So tied to start again tomorrow. Day 1. The self-flagellation motives are clear this time. I failed the challenge. Must do better this time.
LinkLeave a comment

Tattoos: Covering up or letting in? [Mar. 20th, 2015|08:08 am]
Emily Macaulay
I was meant to be getting a new tattoo yesterday. I didn't, but that's not relevant to this blog. All my tattoos mark important moments in my life and this one was no different. This one would mark my receiving the honour of a MBE last year. Previously I've always known what image I wanted, but on this I drew a blank. I spoke to Richard Jones (www.paintedmouse.com) and he came up with this great design. The cog framework would allow me to add more elements in the future...you know....just in case I do something else to be proud of.

I've been talking a bit about having this tattoo with colleagues at work...you know...over the water cooler.

One colleague made a comment I found particularly interesting. One of the reasons he had never had a tattoo, he said, was because he felt that maybe he'd never be able be totally naked again. This wasn't some lewd remark, or even a spiritual one, just an expression about the impact having a tattoo on your body has on you. It is an unnatural mark that one has chosen to add to their body. To mark a moment, or a person, or a thing, or simply for its artistic merit (or indeed a combination of all those and more). But it is added...like jewellery, like your favourite "I look really good in these" pants, like makeup even. But all of those can be removed. And you can be truly naked. With a tattoo, a permanent marking on your skin you can't.

Unless we consider the premise that the tattoo may be an external reflection of an inner self. Of things we may not talk about often but are intrinsically part of us. In almost all cases (I suspect) a tattoo is the result of someone wanting to express something forever. Forever. So I wonder whether in many ways that is in fact being more naked. Beyond the physical, and exposing a glimpse of that which is inside.
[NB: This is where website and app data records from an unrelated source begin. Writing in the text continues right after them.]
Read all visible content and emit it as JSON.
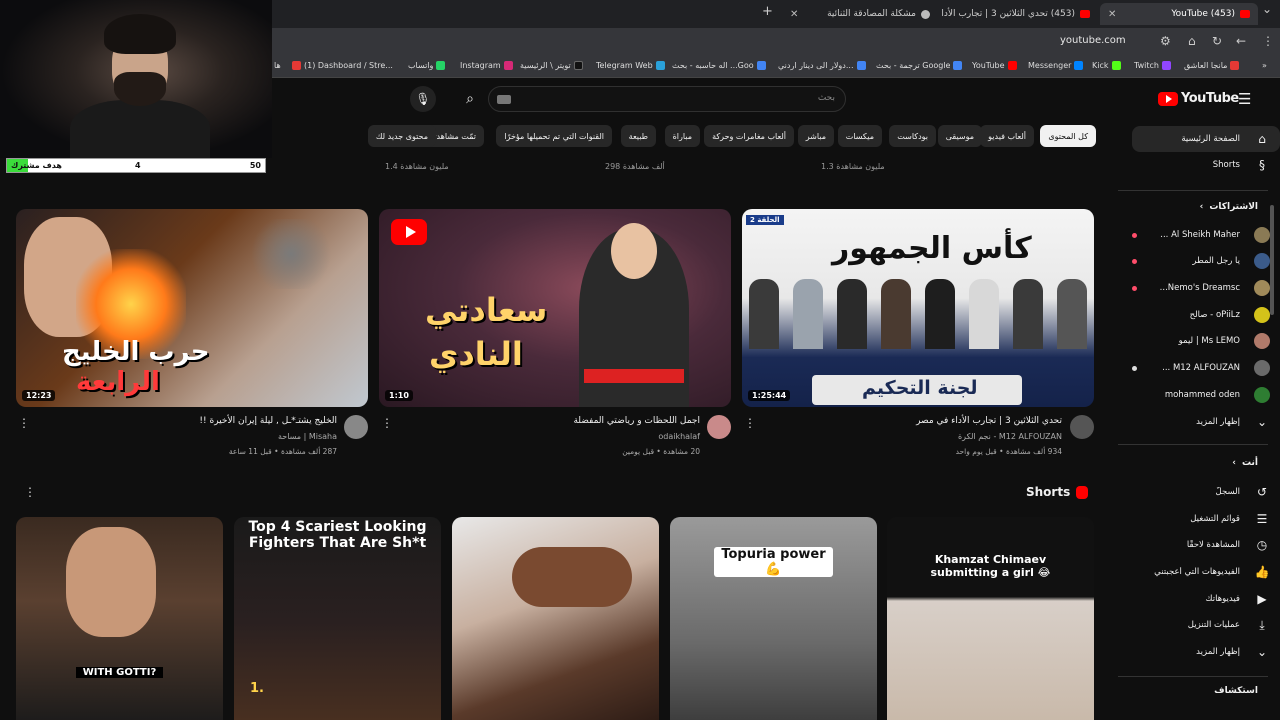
{
  "browser": {
    "tabs": [
      {
        "title": "(453) YouTube",
        "active": true
      },
      {
        "title": "(453) تحدي الثلاثين 3 | تجارب الأدا"
      },
      {
        "title": "مشكلة المصادقة الثنائية"
      }
    ],
    "url": "youtube.com",
    "bookmarks": [
      {
        "label": "مانجا العاشق",
        "color": "#e53935"
      },
      {
        "label": "Twitch",
        "color": "#9146ff"
      },
      {
        "label": "Kick",
        "color": "#53fc18"
      },
      {
        "label": "Messenger",
        "color": "#0084ff"
      },
      {
        "label": "YouTube",
        "color": "#ff0000"
      },
      {
        "label": "ترجمة - بحث Google",
        "color": "#4285f4"
      },
      {
        "label": "دولار الى دينار اردني...",
        "color": "#4285f4"
      },
      {
        "label": "اله حاسبه - بحث ...Goo",
        "color": "#4285f4"
      },
      {
        "label": "Telegram Web",
        "color": "#2aa1da"
      },
      {
        "label": "تويتر \\ الرئيسية",
        "color": "#111111"
      },
      {
        "label": "Instagram",
        "color": "#d62976"
      },
      {
        "label": "واتساب",
        "color": "#25d366"
      },
      {
        "label": "(1) Dashboard / Stre...",
        "color": "#e53935"
      },
      {
        "label": "ها",
        "color": "#e53935"
      }
    ]
  },
  "overlay": {
    "goal_label": "هدف مشترك",
    "goal_current": "4",
    "goal_target": "50",
    "goal_progress": 0.08
  },
  "header": {
    "logo_text": "YouTube",
    "search_placeholder": "بحث"
  },
  "chips": [
    "كل المحتوى",
    "ألعاب فيديو",
    "موسيقى",
    "بودكاست",
    "ميكسات",
    "مباشر",
    "ألعاب مغامرات وحركة",
    "مباراة",
    "طبيعة",
    "القنوات التي تم تحميلها مؤخرًا",
    "تمّت مشاهدتها",
    "محتوى جديد لك"
  ],
  "top_row_meta": [
    "1.3 مليون مشاهدة",
    "298 ألف مشاهدة",
    "1.4 مليون مشاهدة"
  ],
  "videos": [
    {
      "title": "تحدي الثلاثين 3 | تجارب الأداء في مصر",
      "channel": "M12 ALFOUZAN - نجم الكرة",
      "meta": "934 ألف مشاهدة • قبل يوم واحد",
      "duration": "1:25:44",
      "thumb_text_1": "كأس الجمهور",
      "thumb_text_2": "لجنة التحكيم",
      "thumb_badge": "2 الحلقة"
    },
    {
      "title": "اجمل اللحظات و رياضتي المفضلة",
      "channel": "odaikhalaf",
      "meta": "20 مشاهدة • قبل يومين",
      "duration": "1:10",
      "thumb_text_1": "سعادتي",
      "thumb_text_2": "النادي"
    },
    {
      "title": "الخليج يشتـ*ـل , ليلة إيران الأخيرة !!",
      "channel": "Misaha | مساحة",
      "meta": "287 ألف مشاهدة • قبل 11 ساعة",
      "duration": "12:23",
      "thumb_text_1": "حرب الخليج",
      "thumb_text_2": "الرابعة"
    }
  ],
  "shorts": {
    "heading": "Shorts",
    "items": [
      {
        "caption": "Khamzat Chimaev submitting a girl 😂"
      },
      {
        "caption": "Topuria power💪"
      },
      {
        "caption": ""
      },
      {
        "caption": "Top 4 Scariest Looking Fighters That Are Sh*t",
        "sub": "1."
      },
      {
        "caption": "WITH GOTTI?"
      }
    ]
  },
  "sidebar": {
    "home": "الصفحة الرئيسية",
    "shorts": "Shorts",
    "subs_heading": "الاشتراكات",
    "subscriptions": [
      {
        "name": "Al Sheikh Maher ...",
        "color": "#8a7a55",
        "live": true
      },
      {
        "name": "يا رجل المطر",
        "color": "#3b5b8a",
        "live": true
      },
      {
        "name": "Nemo's Dreamsc...",
        "color": "#a08a5a",
        "live": true
      },
      {
        "name": "oPiiLz - صالح",
        "color": "#d4c21a",
        "live": false
      },
      {
        "name": "Ms LEMO | ليمو",
        "color": "#b07a6a",
        "live": false
      },
      {
        "name": "M12 ALFOUZAN ...",
        "color": "#6a6a6a",
        "live": true
      },
      {
        "name": "mohammed oden",
        "color": "#2e7d32",
        "live": false
      }
    ],
    "show_more": "إظهار المزيد",
    "you_heading": "أنت",
    "you_items": [
      {
        "label": "السجلّ",
        "icon": "↺"
      },
      {
        "label": "قوائم التشغيل",
        "icon": "☰"
      },
      {
        "label": "المشاهدة لاحقًا",
        "icon": "◷"
      },
      {
        "label": "الفيديوهات التي أعجبتني",
        "icon": "👍"
      },
      {
        "label": "فيديوهاتك",
        "icon": "▶"
      },
      {
        "label": "عمليات التنزيل",
        "icon": "⤓"
      }
    ],
    "show_more_2": "إظهار المزيد",
    "explore_heading": "استكشاف"
  }
}
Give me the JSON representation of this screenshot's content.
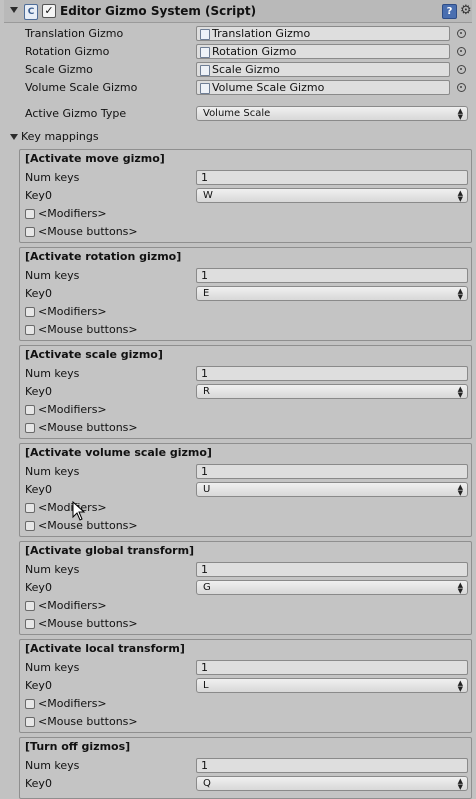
{
  "header": {
    "fold_icon": "triangle-down-icon",
    "script_icon": "cs-script-icon",
    "enabled": true,
    "title": "Editor Gizmo System (Script)",
    "help_icon": "help-book-icon",
    "gear_icon": "gear-icon"
  },
  "gizmos": [
    {
      "label": "Translation Gizmo",
      "value": "Translation Gizmo"
    },
    {
      "label": "Rotation Gizmo",
      "value": "Rotation Gizmo"
    },
    {
      "label": "Scale Gizmo",
      "value": "Scale Gizmo"
    },
    {
      "label": "Volume Scale Gizmo",
      "value": "Volume Scale Gizmo"
    }
  ],
  "active_gizmo": {
    "label": "Active Gizmo Type",
    "value": "Volume Scale"
  },
  "key_mappings": {
    "label": "Key mappings",
    "field_labels": {
      "num_keys": "Num keys",
      "key0": "Key0",
      "modifiers": "<Modifiers>",
      "mouse_buttons": "<Mouse buttons>"
    },
    "groups": [
      {
        "title": "[Activate move gizmo]",
        "num_keys": "1",
        "key0": "W"
      },
      {
        "title": "[Activate rotation gizmo]",
        "num_keys": "1",
        "key0": "E"
      },
      {
        "title": "[Activate scale gizmo]",
        "num_keys": "1",
        "key0": "R"
      },
      {
        "title": "[Activate volume scale gizmo]",
        "num_keys": "1",
        "key0": "U"
      },
      {
        "title": "[Activate global transform]",
        "num_keys": "1",
        "key0": "G"
      },
      {
        "title": "[Activate local transform]",
        "num_keys": "1",
        "key0": "L"
      },
      {
        "title": "[Turn off gizmos]",
        "num_keys": "1",
        "key0": "Q"
      }
    ]
  }
}
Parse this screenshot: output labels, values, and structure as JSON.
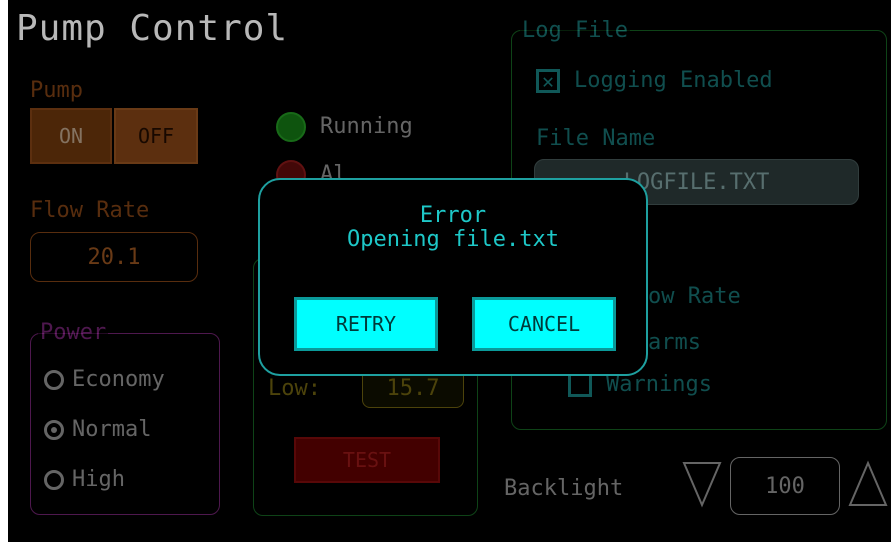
{
  "title": "Pump Control",
  "pump": {
    "label": "Pump",
    "on_label": "ON",
    "off_label": "OFF"
  },
  "flow_rate": {
    "label": "Flow Rate",
    "value": "20.1"
  },
  "power": {
    "legend": "Power",
    "options": [
      {
        "label": "Economy",
        "selected": false
      },
      {
        "label": "Normal",
        "selected": true
      },
      {
        "label": "High",
        "selected": false
      }
    ]
  },
  "status": {
    "running_label": "Running",
    "alarm_label_partial": "Al"
  },
  "alarm": {
    "low_label": "Low:",
    "low_value": "15.7",
    "test_label": "TEST"
  },
  "log_file": {
    "legend": "Log File",
    "logging_enabled_label": "Logging Enabled",
    "logging_enabled_checked": true,
    "file_name_label": "File Name",
    "file_name_value": "LOGFILE.TXT",
    "flow_rate_partial": "ow Rate",
    "alarms_partial": "arms",
    "warnings_label": "Warnings",
    "warnings_checked": false
  },
  "backlight": {
    "label": "Backlight",
    "value": "100",
    "down_icon": "triangle-down-icon",
    "up_icon": "triangle-up-icon"
  },
  "dialog": {
    "title_line1": "Error",
    "title_line2": "Opening file.txt",
    "retry_label": "RETRY",
    "cancel_label": "CANCEL"
  },
  "colors": {
    "pump_orange": "#a8561c",
    "power_purple": "#8e2c8e",
    "group_green": "#1a7a2a",
    "teal": "#1e8e8e",
    "dialog_button": "#00ffff"
  }
}
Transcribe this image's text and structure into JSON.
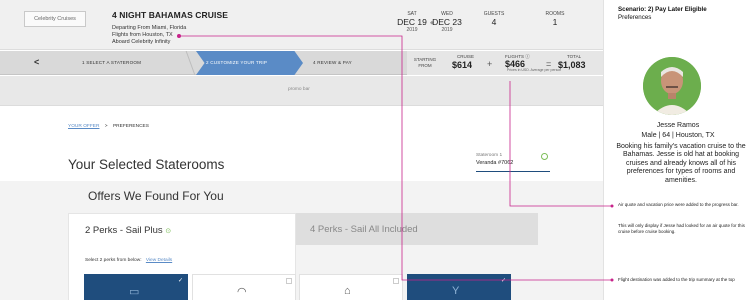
{
  "header": {
    "logo": "Celebrity Cruises",
    "cruise_title": "4 NIGHT BAHAMAS CRUISE",
    "departing": "Departing From Miami, Florida",
    "flights": "Flights from Houston, TX",
    "ship": "Aboard Celebrity Infinity",
    "dates": [
      {
        "dow": "SAT",
        "date": "DEC 19",
        "year": "2019"
      },
      {
        "dow": "WED",
        "date": "DEC 23",
        "year": "2019"
      }
    ],
    "guests_label": "GUESTS",
    "guests_value": "4",
    "rooms_label": "ROOMS",
    "rooms_value": "1"
  },
  "progress": {
    "back": "<",
    "steps": [
      "1   SELECT A STATEROOM",
      "2   CUSTOMIZE YOUR TRIP",
      "4   REVIEW & PAY"
    ],
    "starting_label": "STARTING\nFROM",
    "cruise_label": "CRUISE",
    "cruise_value": "$614",
    "flights_label": "FLIGHTS ⓘ",
    "flights_value": "$466",
    "total_label": "TOTAL",
    "total_value": "$1,083",
    "plus": "+",
    "equals": "=",
    "note": "Prices in USD. Average per person"
  },
  "promo": "promo bar",
  "breadcrumb": {
    "link": "YOUR OFFER",
    "sep": ">",
    "current": "PREFERENCES"
  },
  "section_title": "Your Selected Staterooms",
  "stateroom": {
    "label": "Stateroom 1",
    "value": "Veranda #7062"
  },
  "offers": {
    "title": "Offers We Found For You",
    "tab1": "2 Perks - Sail Plus",
    "tab2": "4 Perks - Sail All Included",
    "select_text": "Select 2 perks from below:",
    "view_details": "View Details"
  },
  "panel": {
    "title": "Scenario: 2) Pay Later Eligible",
    "subtitle": "Preferences",
    "name": "Jesse Ramos",
    "meta": "Male | 64 | Houston, TX",
    "bio": "Booking his family's vacation cruise to the Bahamas. Jesse is old hat at booking cruises and already knows all of his preferences for types of rooms and amenities.",
    "note1": "Air quote and vacation price were added to the progress bar.",
    "note2": "This will only display if Jesse had looked for an air quote for this cruise before cruise booking.",
    "note3": "Flight destination was added to the trip summary at the top"
  },
  "colors": {
    "accent": "#5a8bc6",
    "navy": "#1f4d7d",
    "connector": "#c7238a",
    "avatar_bg": "#6cae4d"
  },
  "icons": [
    "check-icon",
    "wifi-icon",
    "waiter-icon",
    "cocktail-icon",
    "info-icon"
  ]
}
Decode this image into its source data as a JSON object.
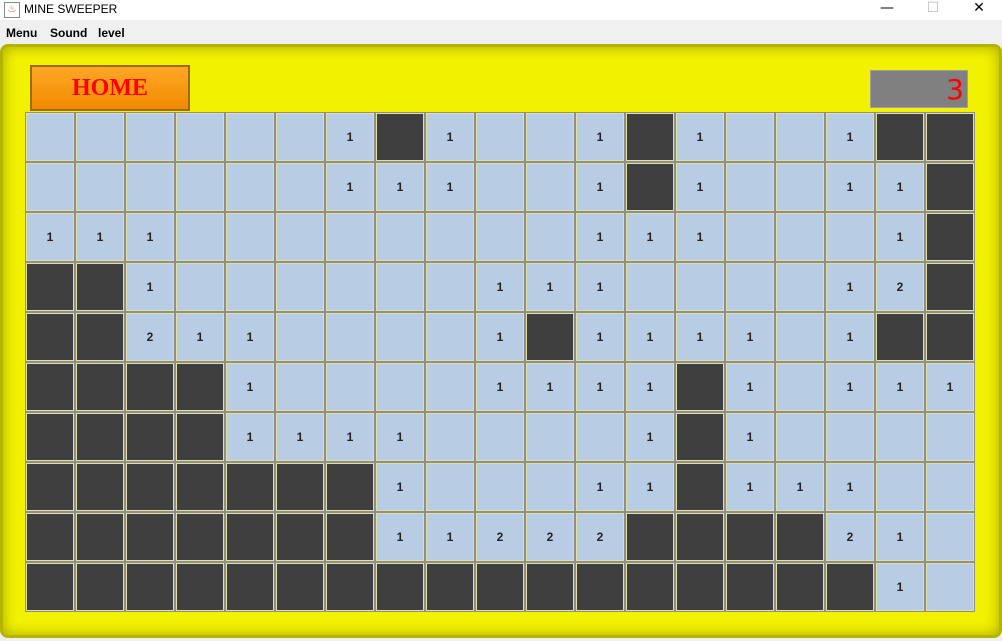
{
  "window": {
    "title": "MINE SWEEPER",
    "icon": "java-icon",
    "controls": {
      "minimize": "—",
      "maximize": "☐",
      "close": "✕"
    }
  },
  "menubar": {
    "items": [
      "Menu",
      "Sound",
      "level"
    ]
  },
  "game": {
    "home_label": "HOME",
    "counter": "3",
    "colors": {
      "panel": "#f2f200",
      "home": "#f39200",
      "home_text": "#ff0000",
      "open_cell": "#b8cde3",
      "hidden_cell": "#3f3f3f",
      "counter_bg": "#808080",
      "counter_text": "#ff0000"
    },
    "board": [
      [
        " ",
        " ",
        " ",
        " ",
        " ",
        " ",
        "1",
        "#",
        "1",
        " ",
        " ",
        "1",
        "#",
        "1",
        " ",
        " ",
        "1",
        "#",
        "#"
      ],
      [
        " ",
        " ",
        " ",
        " ",
        " ",
        " ",
        "1",
        "1",
        "1",
        " ",
        " ",
        "1",
        "#",
        "1",
        " ",
        " ",
        "1",
        "1",
        "#"
      ],
      [
        "1",
        "1",
        "1",
        " ",
        " ",
        " ",
        " ",
        " ",
        " ",
        " ",
        " ",
        "1",
        "1",
        "1",
        " ",
        " ",
        " ",
        "1",
        "#"
      ],
      [
        "#",
        "#",
        "1",
        " ",
        " ",
        " ",
        " ",
        " ",
        " ",
        "1",
        "1",
        "1",
        " ",
        " ",
        " ",
        " ",
        "1",
        "2",
        "#"
      ],
      [
        "#",
        "#",
        "2",
        "1",
        "1",
        " ",
        " ",
        " ",
        " ",
        "1",
        "#",
        "1",
        "1",
        "1",
        "1",
        " ",
        "1",
        "#",
        "#"
      ],
      [
        "#",
        "#",
        "#",
        "#",
        "1",
        " ",
        " ",
        " ",
        " ",
        "1",
        "1",
        "1",
        "1",
        "#",
        "1",
        " ",
        "1",
        "1",
        "1"
      ],
      [
        "#",
        "#",
        "#",
        "#",
        "1",
        "1",
        "1",
        "1",
        " ",
        " ",
        " ",
        " ",
        "1",
        "#",
        "1",
        " ",
        " ",
        " ",
        " "
      ],
      [
        "#",
        "#",
        "#",
        "#",
        "#",
        "#",
        "#",
        "1",
        " ",
        " ",
        " ",
        "1",
        "1",
        "#",
        "1",
        "1",
        "1",
        " ",
        " "
      ],
      [
        "#",
        "#",
        "#",
        "#",
        "#",
        "#",
        "#",
        "1",
        "1",
        "2",
        "2",
        "2",
        "#",
        "#",
        "#",
        "#",
        "2",
        "1",
        " "
      ],
      [
        "#",
        "#",
        "#",
        "#",
        "#",
        "#",
        "#",
        "#",
        "#",
        "#",
        "#",
        "#",
        "#",
        "#",
        "#",
        "#",
        "#",
        "1",
        " "
      ]
    ]
  }
}
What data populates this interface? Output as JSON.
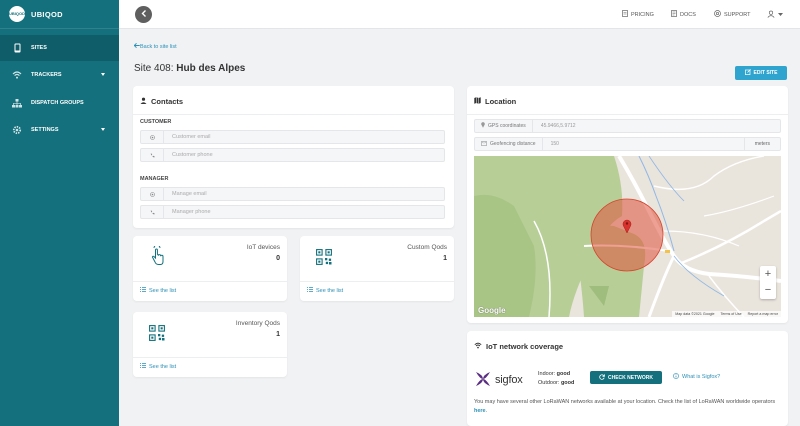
{
  "brand": {
    "logo_line1": "UBI",
    "logo_line2": "QOD",
    "name": "UBIQOD"
  },
  "sidebar": {
    "items": [
      {
        "label": "SITES"
      },
      {
        "label": "TRACKERS"
      },
      {
        "label": "DISPATCH GROUPS"
      },
      {
        "label": "SETTINGS"
      }
    ]
  },
  "topbar": {
    "pricing": "PRICING",
    "docs": "DOCS",
    "support": "SUPPORT"
  },
  "page": {
    "back_label": "Back to site list",
    "site_prefix": "Site 408:",
    "site_name": "Hub des Alpes",
    "edit_label": "EDIT SITE"
  },
  "contacts": {
    "title": "Contacts",
    "customer_label": "CUSTOMER",
    "customer_email_placeholder": "Customer email",
    "customer_phone_placeholder": "Customer phone",
    "manager_label": "MANAGER",
    "manager_email_placeholder": "Manage email",
    "manager_phone_placeholder": "Manager phone"
  },
  "stats": {
    "iot_label": "IoT devices",
    "iot_value": "0",
    "custom_label": "Custom Qods",
    "custom_value": "1",
    "inventory_label": "Inventory Qods",
    "inventory_value": "1",
    "see_list": "See the list"
  },
  "location": {
    "title": "Location",
    "gps_label": "GPS coordinates",
    "gps_value": "45.9466,5.9712",
    "geofence_label": "Geofencing distance",
    "geofence_value": "150",
    "geofence_unit": "meters",
    "map_google": "Google",
    "map_data": "Map data ©2021 Google",
    "map_terms": "Terms of Use",
    "map_report": "Report a map error",
    "zoom_in": "+",
    "zoom_out": "−"
  },
  "iot": {
    "title": "IoT network coverage",
    "network": "sigfox",
    "indoor_label": "Indoor:",
    "indoor_value": "good",
    "outdoor_label": "Outdoor:",
    "outdoor_value": "good",
    "check_label": "CHECK NETWORK",
    "what_label": "What is Sigfox?",
    "info_text": "You may have several other LoRaWAN networks available at your location. Check the list of LoRaWAN worldwide operators",
    "info_link": "here",
    "info_end": "."
  },
  "colors": {
    "sidebar": "#13707c",
    "accent": "#2fa4cf",
    "link": "#2b8fb7",
    "geofence": "#e0523c"
  }
}
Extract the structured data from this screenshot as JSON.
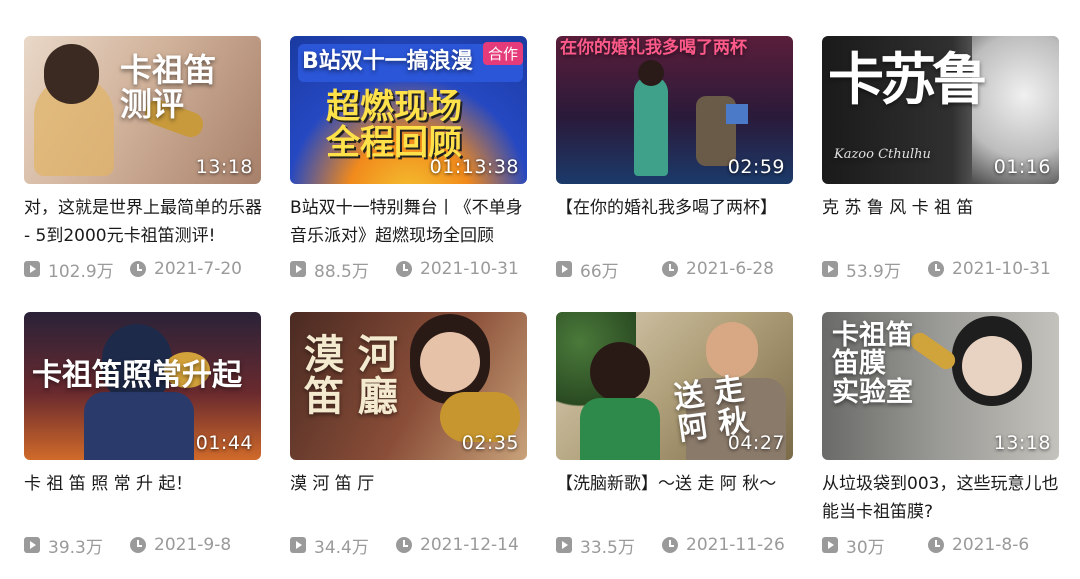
{
  "videos": [
    {
      "duration": "13:18",
      "thumb_text": "卡祖笛\n测评",
      "title": "对，这就是世界上最简单的乐器 - 5到2000元卡祖笛测评!",
      "views": "102.9万",
      "date": "2021-7-20",
      "bg": "#c9a995"
    },
    {
      "duration": "01:13:38",
      "thumb_text": "超燃现场\n全程回顾",
      "thumb_subtext": "B站双十一搞浪漫",
      "thumb_badge": "合作",
      "title": "B站双十一特别舞台丨《不单身音乐派对》超燃现场全回顾",
      "views": "88.5万",
      "date": "2021-10-31",
      "bg": "#1f4fb8"
    },
    {
      "duration": "02:59",
      "thumb_text": "在你的婚礼我多喝了两杯",
      "title": "【在你的婚礼我多喝了两杯】",
      "views": "66万",
      "date": "2021-6-28",
      "bg": "#3a1e3c"
    },
    {
      "duration": "01:16",
      "thumb_text": "卡苏鲁",
      "thumb_subtext": "Kazoo Cthulhu",
      "title": "克 苏 鲁 风 卡 祖 笛",
      "views": "53.9万",
      "date": "2021-10-31",
      "bg": "#2a2a2a"
    },
    {
      "duration": "01:44",
      "thumb_text": "卡祖笛照常升起",
      "title": "卡 祖 笛 照 常 升 起！",
      "views": "39.3万",
      "date": "2021-9-8",
      "bg": "#3a2a40"
    },
    {
      "duration": "02:35",
      "thumb_text": "漠 河\n笛 廳",
      "title": "漠 河 笛 厅",
      "views": "34.4万",
      "date": "2021-12-14",
      "bg": "#5a3a2e"
    },
    {
      "duration": "04:27",
      "thumb_text": "送 走\n阿 秋",
      "title": "【洗脑新歌】～送 走 阿 秋～",
      "views": "33.5万",
      "date": "2021-11-26",
      "bg": "#b89a6e"
    },
    {
      "duration": "13:18",
      "thumb_text": "卡祖笛\n笛膜\n实验室",
      "title": "从垃圾袋到003，这些玩意儿也能当卡祖笛膜?",
      "views": "30万",
      "date": "2021-8-6",
      "bg": "#8a8a88"
    }
  ]
}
I don't often express views about self image/body image and I'm not going to start now, but I've found it interesting mulling these points over.

One things for sure though, if I ran down Exeter High Street with no clothes on the police would certainly consider me naked, regardless of my very special tattoos!
LinkLeave a comment

[ viewing | 10 entries back ]
[ go | earlier/later ]